The Chancellor told the Commons that the move would raise an extra £1bn a year for the Treasury by 2015. His decision risks alienating some natural Conservatives who do not regard themselves as generously paid. Among those who could be affected by the move are senior nurses, experienced teachers and police officers.

It comes as more than a million families with a parent earning more than £50,000 a year face losing all or part of their child benefit from next month.

Cormac Marum, a tax adviser at accountants Harwood Hutton, said: “This is effectively a stealth tax by George Osborne in the Autumn Statement. It will be perceived as another blow to people in Middle England who feel they struggle hard to get by.”

Currently some 25.5 million people (about 86 per cent of workers) pay tax at the basic 20p rate of tax. About 3.8 million people pay 40 per cent tax on some of their income – a figure that will rise to 4.2 million by 2015 and is more than double the number in the late 1990s. Just over 300,000 pay the top rate of tax – which will be reduced from 50p to 45p in April – because they earn more than £150,000.

Some of the impact of the move on higher rate tax will be offset by an increase in personal tax allowances to £9,440 in April, which is £235 more than previously announced and will put £267 extra in pay packets.

The Treasury estimated that higher-rate taxpayers would be £117 a year worse off by 2015 as a result of the combined effect of the moves.

Mr Osborne has always argued that all sections of society need to share the pain of his austerity measures as he repeats the mantra that “we’re all in this together”.

But his Tory critics counter that the extra taxes faced by middle-income families is a burden on the “strivers” that David Cameron says he wants government policies to help.

They say the move to pare back child benefits, which will raise some £1.7bn to £2.5bn for the Treasury, hits exactly that group and have urged Mr Osborne to delay, or at least cancel, the plan.

Rachel Reeves MP, the shadow Chief Secretary to the Treasury, said: “Millions of struggling families on middle and modest incomes are paying the price for this government’s economic failure.”
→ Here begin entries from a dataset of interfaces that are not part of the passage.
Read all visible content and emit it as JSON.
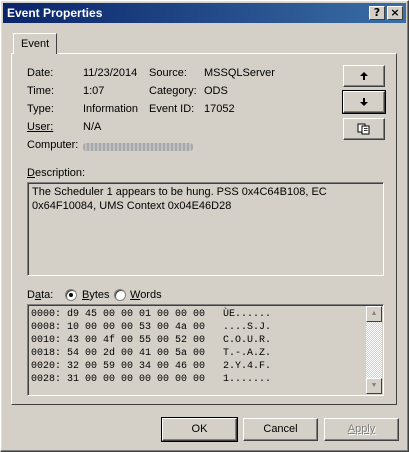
{
  "window": {
    "title": "Event Properties",
    "help_glyph": "?",
    "close_glyph": "×"
  },
  "tab": {
    "label": "Event"
  },
  "fields": {
    "date_label": "Date:",
    "date_value": "11/23/2014",
    "source_label": "Source:",
    "source_value": "MSSQLServer",
    "time_label": "Time:",
    "time_value": "1:07",
    "category_label": "Category:",
    "category_value": "ODS",
    "type_label": "Type:",
    "type_value": "Information",
    "eventid_label": "Event ID:",
    "eventid_value": "17052",
    "user_label": "User:",
    "user_value": "N/A",
    "computer_label": "Computer:"
  },
  "description": {
    "label": "Description:",
    "text": "The Scheduler 1 appears to be hung. PSS 0x4C64B108, EC 0x64F10084, UMS Context 0x04E46D28"
  },
  "data": {
    "label": "Data:",
    "bytes_label": "Bytes",
    "words_label": "Words",
    "selected": "Bytes",
    "rows": [
      "0000: d9 45 00 00 01 00 00 00   ÙE......",
      "0008: 10 00 00 00 53 00 4a 00   ....S.J.",
      "0010: 43 00 4f 00 55 00 52 00   C.O.U.R.",
      "0018: 54 00 2d 00 41 00 5a 00   T.-.A.Z.",
      "0020: 32 00 59 00 34 00 46 00   2.Y.4.F.",
      "0028: 31 00 00 00 00 00 00 00   1......."
    ]
  },
  "buttons": {
    "ok": "OK",
    "cancel": "Cancel",
    "apply": "Apply"
  },
  "icons": {
    "nav_up": "arrow-up-icon",
    "nav_down": "arrow-down-icon",
    "copy": "copy-icon"
  },
  "colors": {
    "title_start": "#0a246a",
    "title_end": "#3a6ea5",
    "face": "#d4d0c8"
  }
}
She added: “How can this government claim we are all in this together when working families, striving to do their best, are being singled out?”